One of my most prominent memories is being hit by a car when I was in eighth grade. I was on my bike and had the right-of-way across an intersection just south of a railroad crossing. Somehow, a driver turning left missed seeing my blue three-speed clunker in the middle of said intersection and plowed right into me.
I was coming from the public library and when I felt the impact, my first thought was, “I hope my books are OK.” Seriously. My next thought was my bike, which represented complete freedom to me. It had landed on the railroad tracks while I wound up in the road, and I immediately started to crawl toward it. The driver told me to stay still and fetched my bike and, in a manipulative move that still slays me to this day, said, “You probably don’t want to tell your parents about this. You wouldn’t want to get in trouble, would you?”
As a 13-year-old, I agreed, so after ascertaining that I had no broken bones, I hopped on my bike with its bent front wheel and wobbled my way home, bookbag slung over my shoulder and knees bleeding. (For the record, the only thing my parents were upset about is that they couldn’t find the guy who hit me.)
I often replay that scene when I’m cycling or walking in the greater Tucson area. Non-drivers are super vulnerable, especially near intersections and crosswalks. That seems counterintuitive, since we all learned in driver’s ed to be extra careful at intersections and crosswalks but ask any cyclist or pedestrian about their experiences at those locations and you’ll see driver’s ed lessons have been long forgotten.
According to the latest data from the Arizona Department of Transportation, 25 pedestrians died on Tucson streets in 2017 and 35 more people were killed in bicycle crashes, motorcycle wrecks or car accidents. Most of these deaths are completely preventable; they are literally in our hands when our hands are on the wheel.
I’m not a blameless driver. I can be just as distracted as the next person, thinking about where I’m headed and what needs to be done more than scanning the roads for pedestrians or cyclists. Indeed, just the other day I was waiting to turn right on red at the corner of a busy intersection and almost hit a pedestrian.

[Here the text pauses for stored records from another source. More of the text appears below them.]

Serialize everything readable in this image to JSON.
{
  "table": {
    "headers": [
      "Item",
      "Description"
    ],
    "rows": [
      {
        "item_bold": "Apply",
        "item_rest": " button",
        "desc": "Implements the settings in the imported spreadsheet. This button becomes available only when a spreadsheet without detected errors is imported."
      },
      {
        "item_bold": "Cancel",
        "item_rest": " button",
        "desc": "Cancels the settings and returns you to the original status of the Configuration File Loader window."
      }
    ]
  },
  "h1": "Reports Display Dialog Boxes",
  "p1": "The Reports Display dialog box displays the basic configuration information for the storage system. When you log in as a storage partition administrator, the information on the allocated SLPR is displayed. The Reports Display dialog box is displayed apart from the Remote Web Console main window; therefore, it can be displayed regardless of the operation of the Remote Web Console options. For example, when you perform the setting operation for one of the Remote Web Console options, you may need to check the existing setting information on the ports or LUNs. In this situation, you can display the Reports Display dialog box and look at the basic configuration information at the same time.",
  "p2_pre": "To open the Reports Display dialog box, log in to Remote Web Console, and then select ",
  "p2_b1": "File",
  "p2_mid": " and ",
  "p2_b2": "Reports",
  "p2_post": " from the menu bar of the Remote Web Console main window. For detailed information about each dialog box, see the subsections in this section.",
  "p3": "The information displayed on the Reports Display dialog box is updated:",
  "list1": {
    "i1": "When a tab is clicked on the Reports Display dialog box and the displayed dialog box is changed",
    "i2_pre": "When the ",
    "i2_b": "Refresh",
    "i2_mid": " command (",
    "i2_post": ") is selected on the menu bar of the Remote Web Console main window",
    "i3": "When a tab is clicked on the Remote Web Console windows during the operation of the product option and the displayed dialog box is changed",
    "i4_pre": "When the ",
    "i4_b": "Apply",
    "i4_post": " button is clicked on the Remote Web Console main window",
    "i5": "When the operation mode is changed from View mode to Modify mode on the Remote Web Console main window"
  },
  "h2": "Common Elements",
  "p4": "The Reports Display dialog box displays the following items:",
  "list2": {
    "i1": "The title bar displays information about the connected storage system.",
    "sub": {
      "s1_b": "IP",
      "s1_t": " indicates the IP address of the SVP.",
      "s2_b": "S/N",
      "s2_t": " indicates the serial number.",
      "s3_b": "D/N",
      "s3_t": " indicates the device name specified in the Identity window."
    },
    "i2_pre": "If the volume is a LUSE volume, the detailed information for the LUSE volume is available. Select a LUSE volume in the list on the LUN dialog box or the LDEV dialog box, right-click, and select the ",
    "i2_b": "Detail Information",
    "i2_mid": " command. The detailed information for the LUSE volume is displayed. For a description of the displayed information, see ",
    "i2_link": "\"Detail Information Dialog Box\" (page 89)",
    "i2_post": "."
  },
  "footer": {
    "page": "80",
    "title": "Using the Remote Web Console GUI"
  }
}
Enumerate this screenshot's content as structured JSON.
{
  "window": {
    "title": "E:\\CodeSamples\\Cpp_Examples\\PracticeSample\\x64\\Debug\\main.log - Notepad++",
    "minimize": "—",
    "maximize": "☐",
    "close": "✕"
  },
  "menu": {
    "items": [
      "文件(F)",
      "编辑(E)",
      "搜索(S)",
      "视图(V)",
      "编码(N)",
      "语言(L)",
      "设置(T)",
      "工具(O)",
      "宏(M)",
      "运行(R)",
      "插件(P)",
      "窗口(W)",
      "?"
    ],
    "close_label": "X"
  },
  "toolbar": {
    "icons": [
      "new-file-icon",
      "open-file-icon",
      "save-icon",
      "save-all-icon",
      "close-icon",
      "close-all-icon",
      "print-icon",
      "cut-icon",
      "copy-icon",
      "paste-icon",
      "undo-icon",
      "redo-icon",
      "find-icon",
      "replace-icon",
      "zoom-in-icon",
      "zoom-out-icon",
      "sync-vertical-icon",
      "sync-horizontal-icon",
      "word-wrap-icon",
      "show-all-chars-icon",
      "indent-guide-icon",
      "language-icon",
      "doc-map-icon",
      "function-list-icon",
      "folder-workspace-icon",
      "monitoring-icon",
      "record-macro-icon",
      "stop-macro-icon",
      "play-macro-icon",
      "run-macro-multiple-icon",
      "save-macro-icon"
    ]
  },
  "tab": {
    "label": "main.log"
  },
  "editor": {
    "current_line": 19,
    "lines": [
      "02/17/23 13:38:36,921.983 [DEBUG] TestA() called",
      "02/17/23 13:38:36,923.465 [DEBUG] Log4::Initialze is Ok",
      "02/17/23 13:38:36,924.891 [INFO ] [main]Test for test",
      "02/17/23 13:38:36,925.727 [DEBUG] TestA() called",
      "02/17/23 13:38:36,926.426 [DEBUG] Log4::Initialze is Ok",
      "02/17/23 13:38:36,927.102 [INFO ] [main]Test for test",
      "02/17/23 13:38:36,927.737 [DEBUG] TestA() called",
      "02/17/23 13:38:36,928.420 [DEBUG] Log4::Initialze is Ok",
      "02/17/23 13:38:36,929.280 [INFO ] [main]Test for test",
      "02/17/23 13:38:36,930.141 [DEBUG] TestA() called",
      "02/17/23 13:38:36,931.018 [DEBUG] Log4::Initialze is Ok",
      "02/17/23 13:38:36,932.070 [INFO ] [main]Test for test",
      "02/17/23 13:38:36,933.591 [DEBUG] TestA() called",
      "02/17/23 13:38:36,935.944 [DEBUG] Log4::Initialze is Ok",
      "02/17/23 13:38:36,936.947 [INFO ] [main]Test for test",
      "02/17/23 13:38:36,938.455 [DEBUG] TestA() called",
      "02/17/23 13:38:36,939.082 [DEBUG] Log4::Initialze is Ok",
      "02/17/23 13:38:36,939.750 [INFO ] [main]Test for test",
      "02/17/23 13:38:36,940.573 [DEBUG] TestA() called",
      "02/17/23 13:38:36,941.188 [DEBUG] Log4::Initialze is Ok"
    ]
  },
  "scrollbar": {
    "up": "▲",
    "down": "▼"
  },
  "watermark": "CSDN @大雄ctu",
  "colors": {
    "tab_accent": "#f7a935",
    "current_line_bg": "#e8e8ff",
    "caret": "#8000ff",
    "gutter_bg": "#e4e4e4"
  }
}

I had looked left-right-left, as we are all trained to do at right turns, but as I started to turn, an older couple stepped out from behind the light post on the corner to cross the street. They had the right of way – the little walking man signal was on – but I hadn’t seen them the first time I looked right because they were huddled behind the post seeking a tiny bit of shade. Also, I hadn’t thought to check for the walk signal.
In a city with so many bikes and pedestrians, all drivers should be doing a left-right-left-right scan, plus looking over our right shoulder for cyclists and checking for the walk signal at every intersection.
I employed this extra-careful attention for the rest of my 15-minute drive, and it added about two minutes to my trip. But I didn’t hit anyone and only one driver behind me got antsy and honked his take-the-turn-already! horn.
What drivers must realize every time we step behind the wheel is that vehicles aren’t just a means of transportation. They’re a potentially lethal weapon.
Yes, some cyclists behave abominably, and some pedestrians appear to have an allergic aversion to crosswalks and cut across the middle of the street. But these knuckleheads don’t mean drivers should have a free pass.
It’s spring, the weather’s getting spectacular and lots of people are out and about on foot, bike, skateboard, scooter or unicycle, enjoying living some place not covered in snow. If you’re in a vehicle, remember to watch out for everyone who is not. “Share the road” needs to be more than a slogan if we’re going to take care of each other.